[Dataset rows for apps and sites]

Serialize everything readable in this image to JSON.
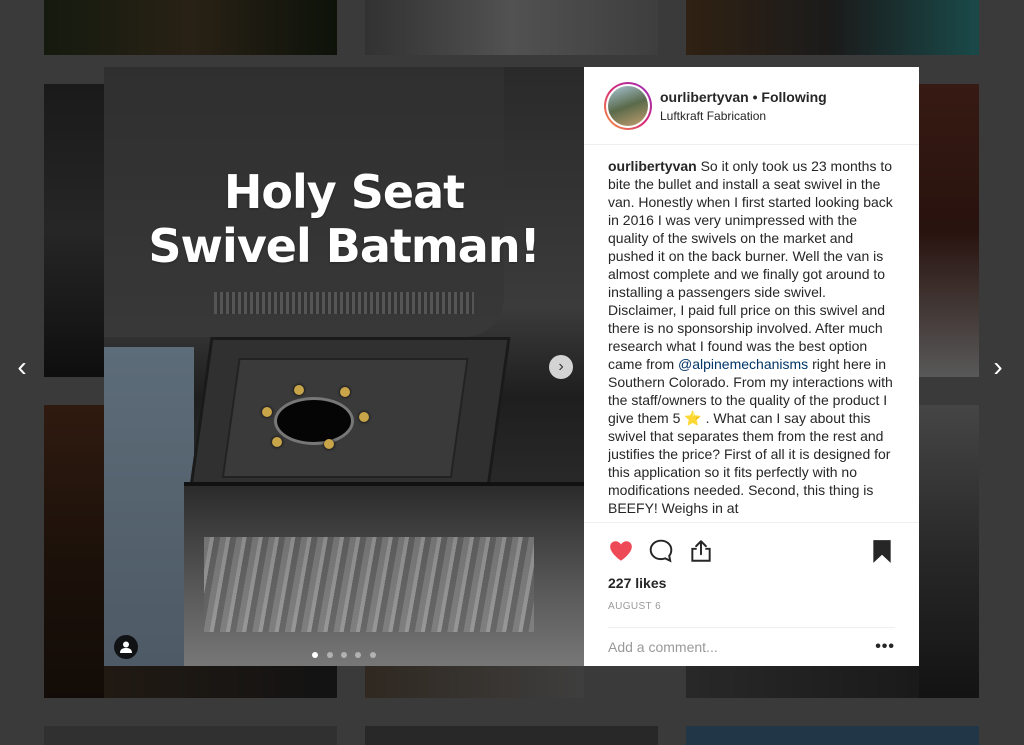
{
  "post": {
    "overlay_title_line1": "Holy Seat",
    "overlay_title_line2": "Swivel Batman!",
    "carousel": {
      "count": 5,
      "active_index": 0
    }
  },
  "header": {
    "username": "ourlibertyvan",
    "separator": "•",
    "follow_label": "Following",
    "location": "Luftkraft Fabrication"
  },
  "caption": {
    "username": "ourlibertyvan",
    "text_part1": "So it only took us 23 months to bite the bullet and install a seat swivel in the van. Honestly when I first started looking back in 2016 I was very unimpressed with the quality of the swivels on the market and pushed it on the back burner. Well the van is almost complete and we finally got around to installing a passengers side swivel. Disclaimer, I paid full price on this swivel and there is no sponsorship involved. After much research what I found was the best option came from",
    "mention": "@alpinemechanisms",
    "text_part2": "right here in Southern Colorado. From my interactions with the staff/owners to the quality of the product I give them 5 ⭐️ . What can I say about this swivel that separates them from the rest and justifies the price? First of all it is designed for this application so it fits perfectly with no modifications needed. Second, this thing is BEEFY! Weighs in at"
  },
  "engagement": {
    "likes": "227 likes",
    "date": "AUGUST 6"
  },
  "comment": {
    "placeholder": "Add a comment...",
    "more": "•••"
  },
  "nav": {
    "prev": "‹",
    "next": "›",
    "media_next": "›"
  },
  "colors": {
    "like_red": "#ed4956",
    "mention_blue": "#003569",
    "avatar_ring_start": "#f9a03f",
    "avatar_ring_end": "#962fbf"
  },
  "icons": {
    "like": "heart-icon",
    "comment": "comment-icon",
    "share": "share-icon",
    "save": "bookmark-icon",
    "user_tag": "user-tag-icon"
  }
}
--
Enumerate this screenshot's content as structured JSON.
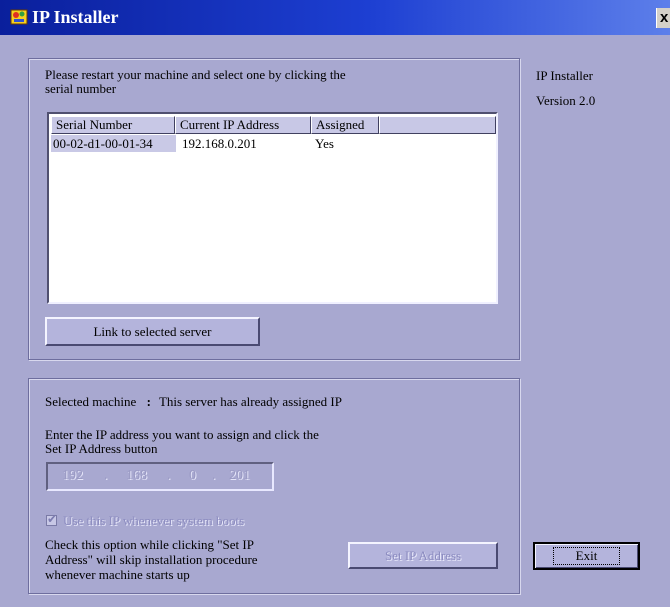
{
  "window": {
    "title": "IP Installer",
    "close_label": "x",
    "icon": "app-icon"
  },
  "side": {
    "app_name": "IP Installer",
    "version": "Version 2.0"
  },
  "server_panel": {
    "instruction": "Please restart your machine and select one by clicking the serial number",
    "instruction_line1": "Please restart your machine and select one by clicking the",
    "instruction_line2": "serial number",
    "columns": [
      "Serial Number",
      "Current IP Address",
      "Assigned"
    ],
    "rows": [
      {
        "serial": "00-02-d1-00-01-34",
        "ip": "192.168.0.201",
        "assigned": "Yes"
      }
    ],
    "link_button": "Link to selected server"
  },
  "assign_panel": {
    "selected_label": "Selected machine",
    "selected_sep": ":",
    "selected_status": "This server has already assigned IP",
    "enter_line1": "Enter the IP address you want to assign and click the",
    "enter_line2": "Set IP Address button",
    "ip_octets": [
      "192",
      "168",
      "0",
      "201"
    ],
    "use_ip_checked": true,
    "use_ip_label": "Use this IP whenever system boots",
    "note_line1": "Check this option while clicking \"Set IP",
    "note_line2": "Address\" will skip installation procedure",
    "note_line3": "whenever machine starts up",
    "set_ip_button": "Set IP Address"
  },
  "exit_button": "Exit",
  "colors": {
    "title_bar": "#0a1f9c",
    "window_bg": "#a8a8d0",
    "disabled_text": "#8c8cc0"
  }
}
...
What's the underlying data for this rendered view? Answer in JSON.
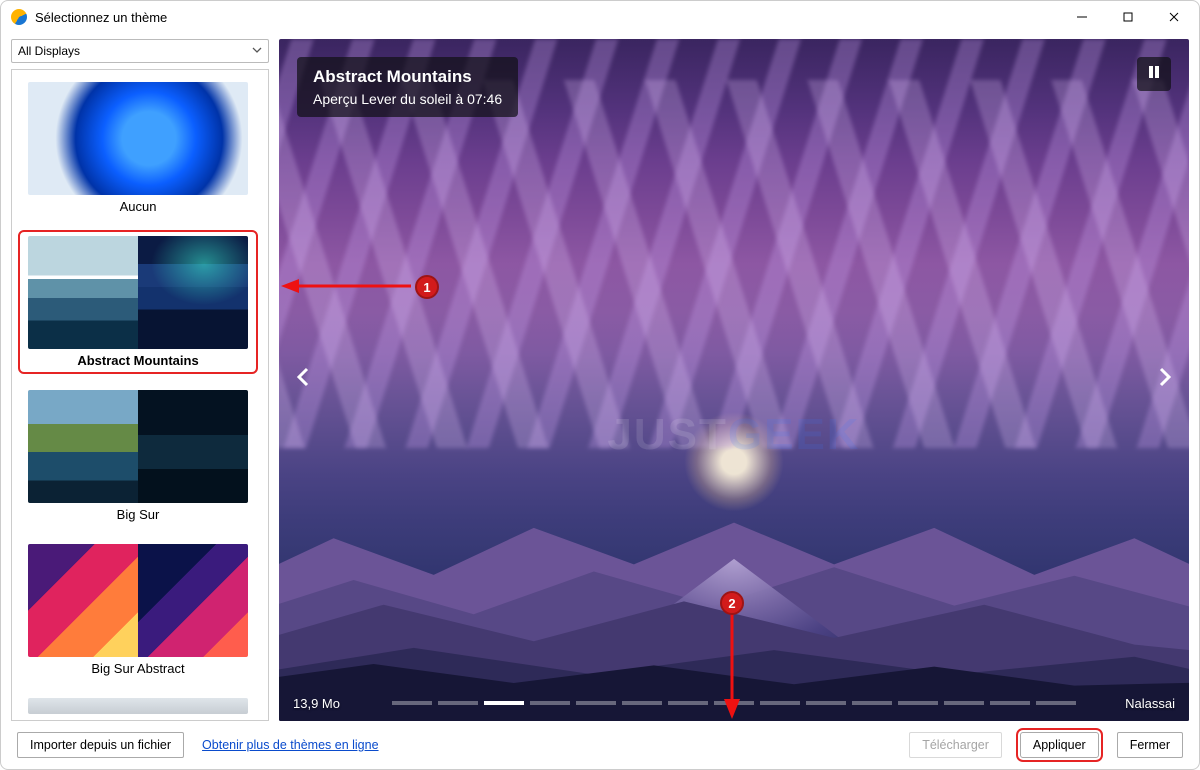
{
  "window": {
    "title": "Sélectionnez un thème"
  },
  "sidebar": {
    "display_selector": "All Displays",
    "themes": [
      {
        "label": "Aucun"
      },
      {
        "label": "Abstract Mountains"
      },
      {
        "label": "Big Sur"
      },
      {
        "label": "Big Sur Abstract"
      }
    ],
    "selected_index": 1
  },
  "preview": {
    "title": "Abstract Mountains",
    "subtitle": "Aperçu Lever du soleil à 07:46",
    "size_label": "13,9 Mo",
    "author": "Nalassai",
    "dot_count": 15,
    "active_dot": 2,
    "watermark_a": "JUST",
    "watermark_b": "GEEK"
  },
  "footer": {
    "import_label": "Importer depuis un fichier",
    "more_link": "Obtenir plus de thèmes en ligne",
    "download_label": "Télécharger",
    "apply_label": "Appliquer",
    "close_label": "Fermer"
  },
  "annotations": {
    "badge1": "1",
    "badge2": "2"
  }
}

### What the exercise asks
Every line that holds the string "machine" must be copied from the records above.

### Answer to the exercise
    "instruction": "Please restart your machine and select one by clicking the serial number",
    "instruction_line1": "Please restart your machine and select one by clicking the",
    "selected_label": "Selected machine",
    "note_line3": "whenever machine starts up",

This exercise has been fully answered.